"""
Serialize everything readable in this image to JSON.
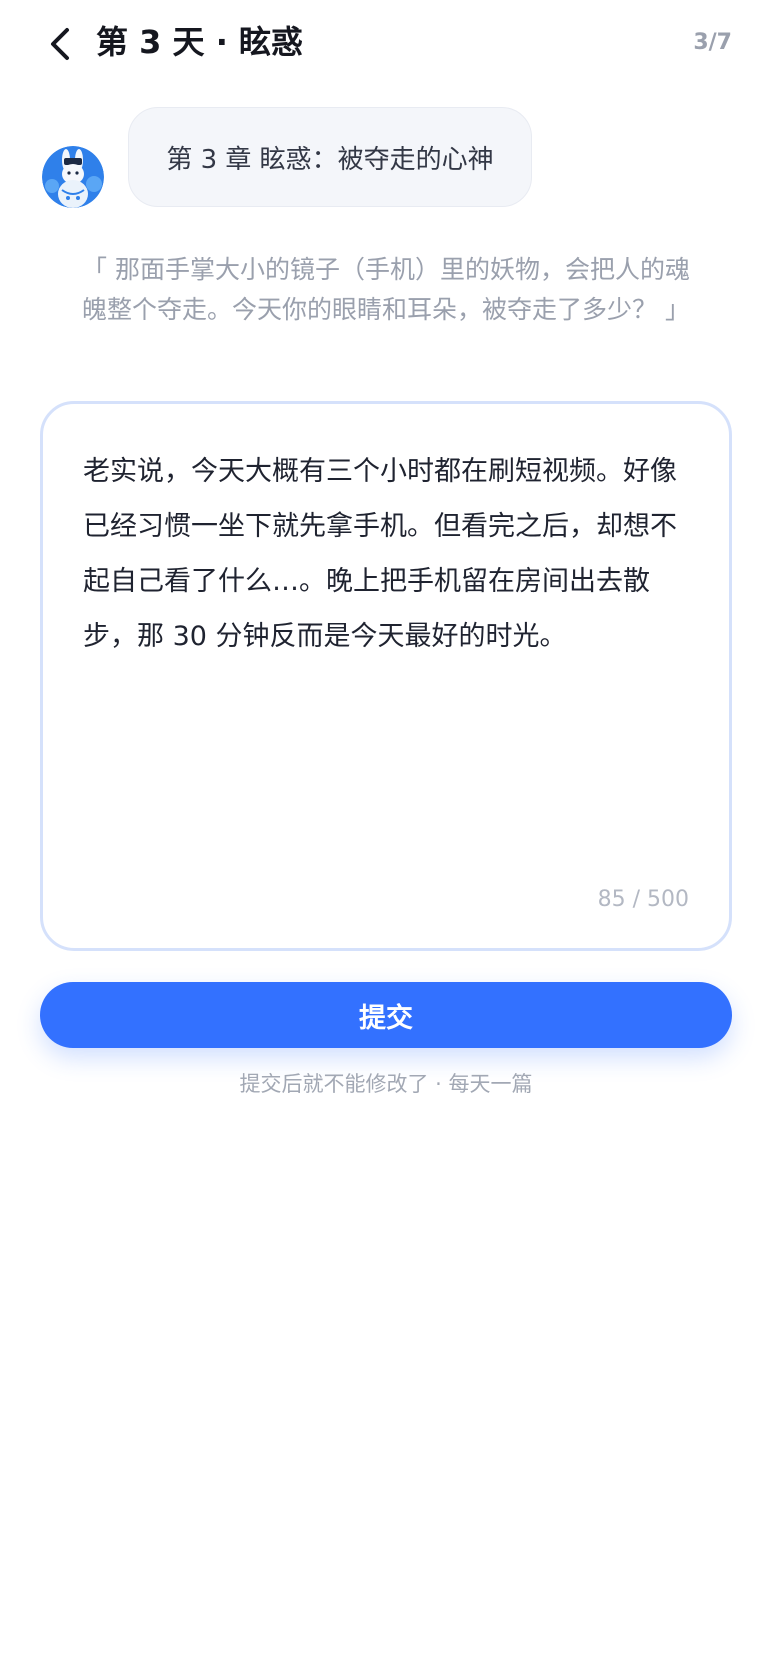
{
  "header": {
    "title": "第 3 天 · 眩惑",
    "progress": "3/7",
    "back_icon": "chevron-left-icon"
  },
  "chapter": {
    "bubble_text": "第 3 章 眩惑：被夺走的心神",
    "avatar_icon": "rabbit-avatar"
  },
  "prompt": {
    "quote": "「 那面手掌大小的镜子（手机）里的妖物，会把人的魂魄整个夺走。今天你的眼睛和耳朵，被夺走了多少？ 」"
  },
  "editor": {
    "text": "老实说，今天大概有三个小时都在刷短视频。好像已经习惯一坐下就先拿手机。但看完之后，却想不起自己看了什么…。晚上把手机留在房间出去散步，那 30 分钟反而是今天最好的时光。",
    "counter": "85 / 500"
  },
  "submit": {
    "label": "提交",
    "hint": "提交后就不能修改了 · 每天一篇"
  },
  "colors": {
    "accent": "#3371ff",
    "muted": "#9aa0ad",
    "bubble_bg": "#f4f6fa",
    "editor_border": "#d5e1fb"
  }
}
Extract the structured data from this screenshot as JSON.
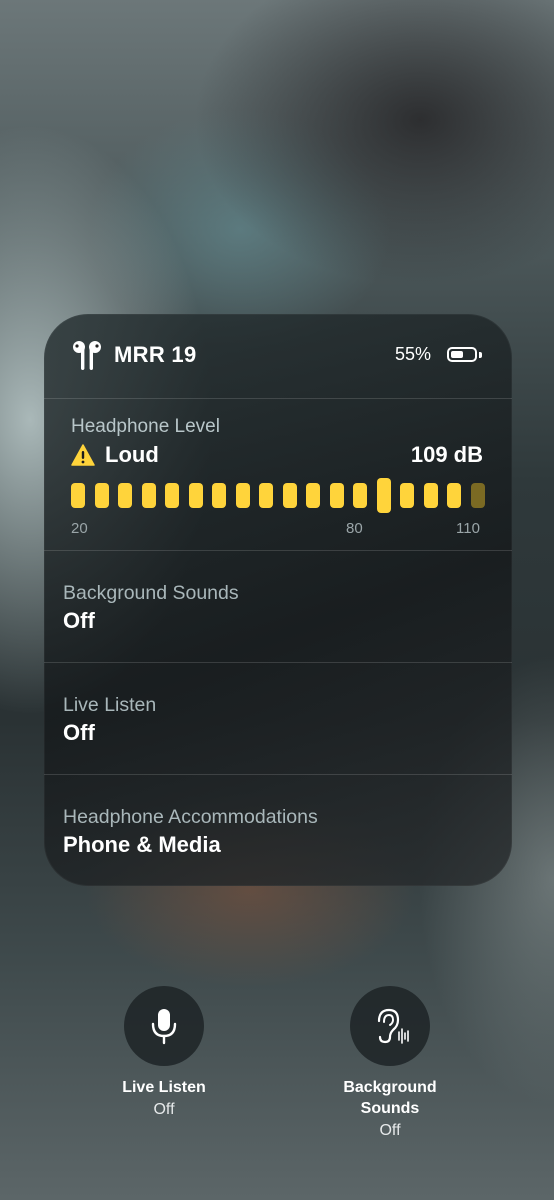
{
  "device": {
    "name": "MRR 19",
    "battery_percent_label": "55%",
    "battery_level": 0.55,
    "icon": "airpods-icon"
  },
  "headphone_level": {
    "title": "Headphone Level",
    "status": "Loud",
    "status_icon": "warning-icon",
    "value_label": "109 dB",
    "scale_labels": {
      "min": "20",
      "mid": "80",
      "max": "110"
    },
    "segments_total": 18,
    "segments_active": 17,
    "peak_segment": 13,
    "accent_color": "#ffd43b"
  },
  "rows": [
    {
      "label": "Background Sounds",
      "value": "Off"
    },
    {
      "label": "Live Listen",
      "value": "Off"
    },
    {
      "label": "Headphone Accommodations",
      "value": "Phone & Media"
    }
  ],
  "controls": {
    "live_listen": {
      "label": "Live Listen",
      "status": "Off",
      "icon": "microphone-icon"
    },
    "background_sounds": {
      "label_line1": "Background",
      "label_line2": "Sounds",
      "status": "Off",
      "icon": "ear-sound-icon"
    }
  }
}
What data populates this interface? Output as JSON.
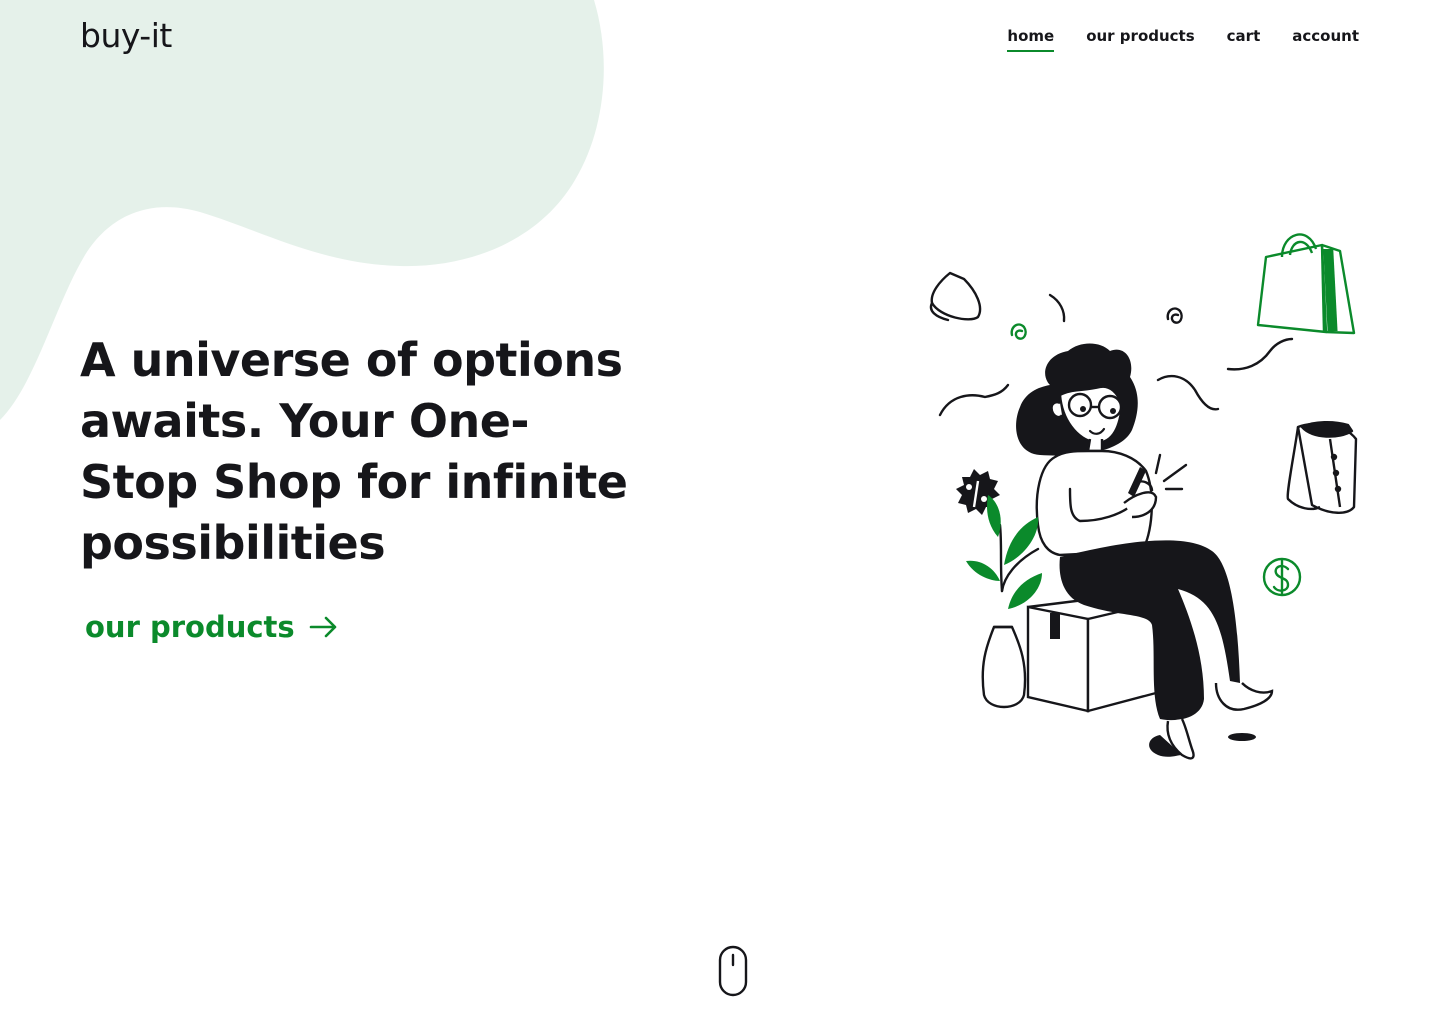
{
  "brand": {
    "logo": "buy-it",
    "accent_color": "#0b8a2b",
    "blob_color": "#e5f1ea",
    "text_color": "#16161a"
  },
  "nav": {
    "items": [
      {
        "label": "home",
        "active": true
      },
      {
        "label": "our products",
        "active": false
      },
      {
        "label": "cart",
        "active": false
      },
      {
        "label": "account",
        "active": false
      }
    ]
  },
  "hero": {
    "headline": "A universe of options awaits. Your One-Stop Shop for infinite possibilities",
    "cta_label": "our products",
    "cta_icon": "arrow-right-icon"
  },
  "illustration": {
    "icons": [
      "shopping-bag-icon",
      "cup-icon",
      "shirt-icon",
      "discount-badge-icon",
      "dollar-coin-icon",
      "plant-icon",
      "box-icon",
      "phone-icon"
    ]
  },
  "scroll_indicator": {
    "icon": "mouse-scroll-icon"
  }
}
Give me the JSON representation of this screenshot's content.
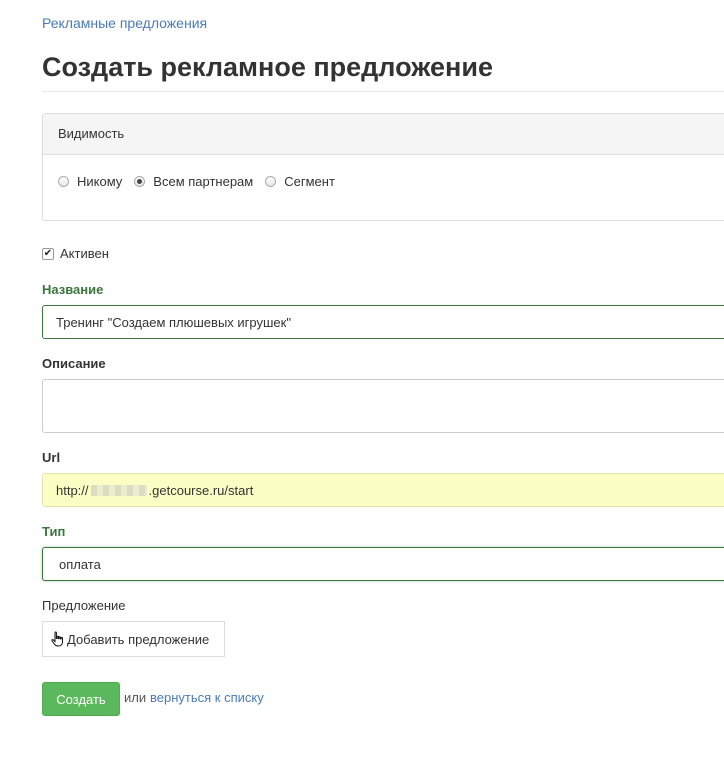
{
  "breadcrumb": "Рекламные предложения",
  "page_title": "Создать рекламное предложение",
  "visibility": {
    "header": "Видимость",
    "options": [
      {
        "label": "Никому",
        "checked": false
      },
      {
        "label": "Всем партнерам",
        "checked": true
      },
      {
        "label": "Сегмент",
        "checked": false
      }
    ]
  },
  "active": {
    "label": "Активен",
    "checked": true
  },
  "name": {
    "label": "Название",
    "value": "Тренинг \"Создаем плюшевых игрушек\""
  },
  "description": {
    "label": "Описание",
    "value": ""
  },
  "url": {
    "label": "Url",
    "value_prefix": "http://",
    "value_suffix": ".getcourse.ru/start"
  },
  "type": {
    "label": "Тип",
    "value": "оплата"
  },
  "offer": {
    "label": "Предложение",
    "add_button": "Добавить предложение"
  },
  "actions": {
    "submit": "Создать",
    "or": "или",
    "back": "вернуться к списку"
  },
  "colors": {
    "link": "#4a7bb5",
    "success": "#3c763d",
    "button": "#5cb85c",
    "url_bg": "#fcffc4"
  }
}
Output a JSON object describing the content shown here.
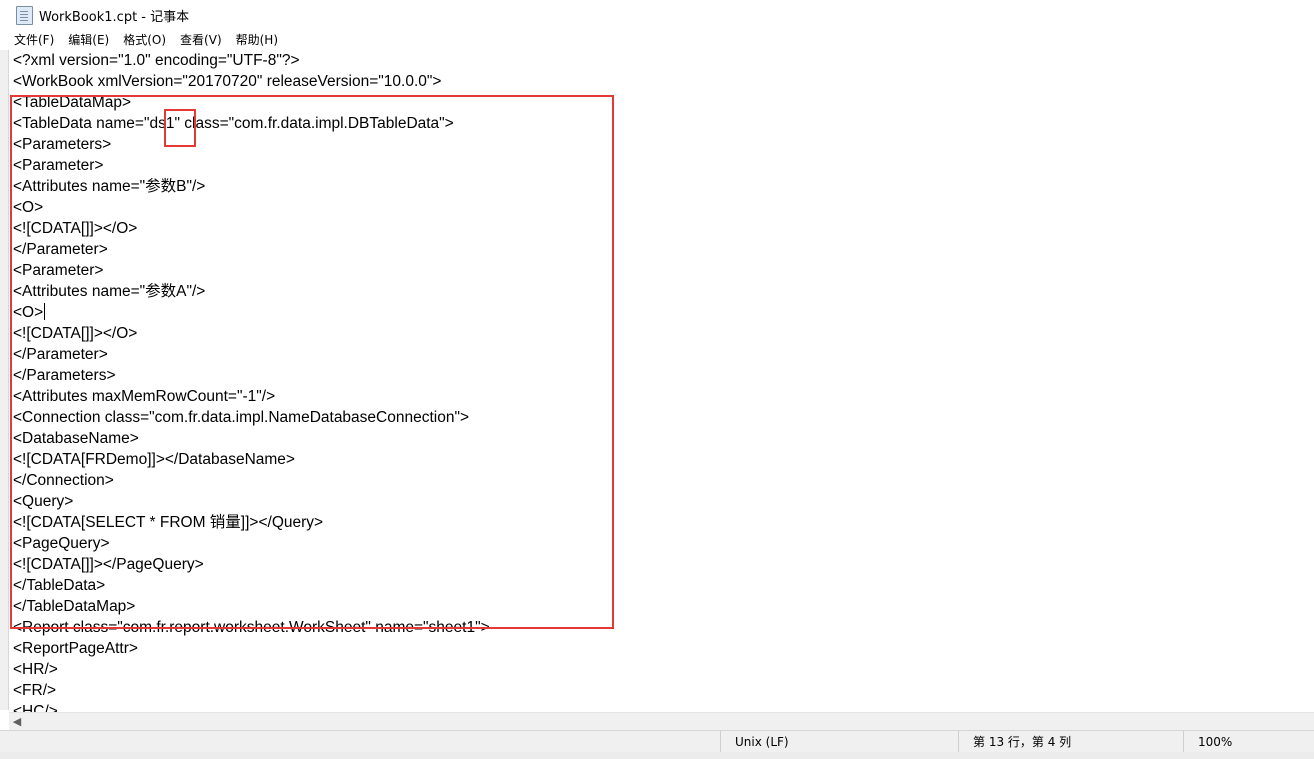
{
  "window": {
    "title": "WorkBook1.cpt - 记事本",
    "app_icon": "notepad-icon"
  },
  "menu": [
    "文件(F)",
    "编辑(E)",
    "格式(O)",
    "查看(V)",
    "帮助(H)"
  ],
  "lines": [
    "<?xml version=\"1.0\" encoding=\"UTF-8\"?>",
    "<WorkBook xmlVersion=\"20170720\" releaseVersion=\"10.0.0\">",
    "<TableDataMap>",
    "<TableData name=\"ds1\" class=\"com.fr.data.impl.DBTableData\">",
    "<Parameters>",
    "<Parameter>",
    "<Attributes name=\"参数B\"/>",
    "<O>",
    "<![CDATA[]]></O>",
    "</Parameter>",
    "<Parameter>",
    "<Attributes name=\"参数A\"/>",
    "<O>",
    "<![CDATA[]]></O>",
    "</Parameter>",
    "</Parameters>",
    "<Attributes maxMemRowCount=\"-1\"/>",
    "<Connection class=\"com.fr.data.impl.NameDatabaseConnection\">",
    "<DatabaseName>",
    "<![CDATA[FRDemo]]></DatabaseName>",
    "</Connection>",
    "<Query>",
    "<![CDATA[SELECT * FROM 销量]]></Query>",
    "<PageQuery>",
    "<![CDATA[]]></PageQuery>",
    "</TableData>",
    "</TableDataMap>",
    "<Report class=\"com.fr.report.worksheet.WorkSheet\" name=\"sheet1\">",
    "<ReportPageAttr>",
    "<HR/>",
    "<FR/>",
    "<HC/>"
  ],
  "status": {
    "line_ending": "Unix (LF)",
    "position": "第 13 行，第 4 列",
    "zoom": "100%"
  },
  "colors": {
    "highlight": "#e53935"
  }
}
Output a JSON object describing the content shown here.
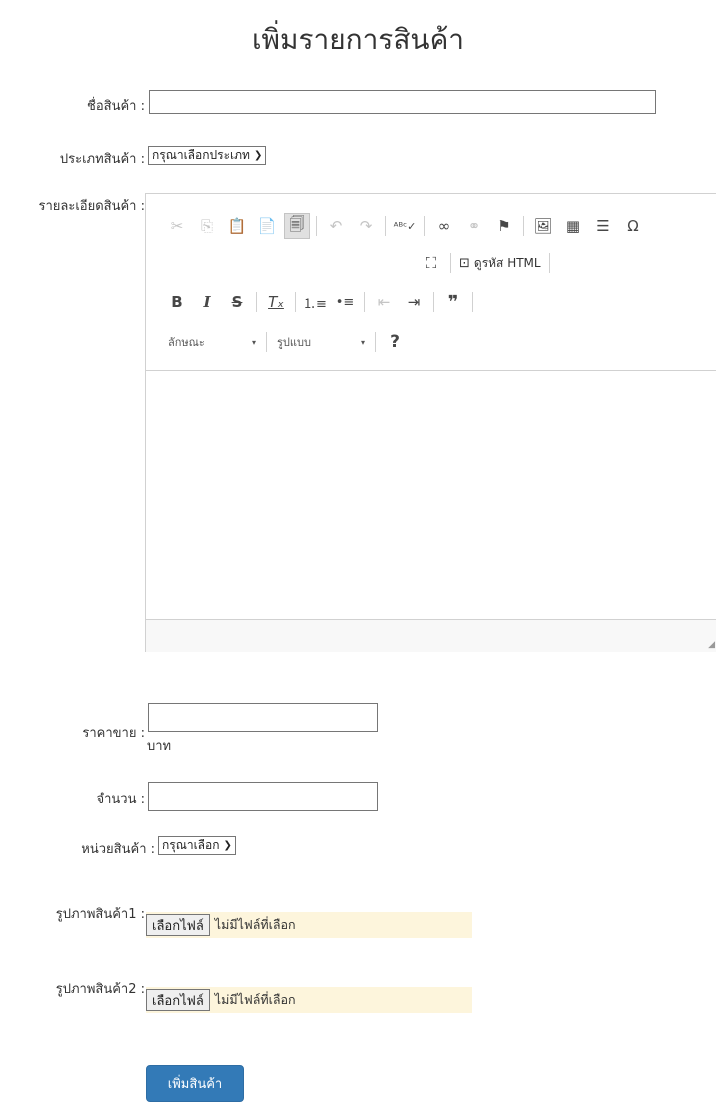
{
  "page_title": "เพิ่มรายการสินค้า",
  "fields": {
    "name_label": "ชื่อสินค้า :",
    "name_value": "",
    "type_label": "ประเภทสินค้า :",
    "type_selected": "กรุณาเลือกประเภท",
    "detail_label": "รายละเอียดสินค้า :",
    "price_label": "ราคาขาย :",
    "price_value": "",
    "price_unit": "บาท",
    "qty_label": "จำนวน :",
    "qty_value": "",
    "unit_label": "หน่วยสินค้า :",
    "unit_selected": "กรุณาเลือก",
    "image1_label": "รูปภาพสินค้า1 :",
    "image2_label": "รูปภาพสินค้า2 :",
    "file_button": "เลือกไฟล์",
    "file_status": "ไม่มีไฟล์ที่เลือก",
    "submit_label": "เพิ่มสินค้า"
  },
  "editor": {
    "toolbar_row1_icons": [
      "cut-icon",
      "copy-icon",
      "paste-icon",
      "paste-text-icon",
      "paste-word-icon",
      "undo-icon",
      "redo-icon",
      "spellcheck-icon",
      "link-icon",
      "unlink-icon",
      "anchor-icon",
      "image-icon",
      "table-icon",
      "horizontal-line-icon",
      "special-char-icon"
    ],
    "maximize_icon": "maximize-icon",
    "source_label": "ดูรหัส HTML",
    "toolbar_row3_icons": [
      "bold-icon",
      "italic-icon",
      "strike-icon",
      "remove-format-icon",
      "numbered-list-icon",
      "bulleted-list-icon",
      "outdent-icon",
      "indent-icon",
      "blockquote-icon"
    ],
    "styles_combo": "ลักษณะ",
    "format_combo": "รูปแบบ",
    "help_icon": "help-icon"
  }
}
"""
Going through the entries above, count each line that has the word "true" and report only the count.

3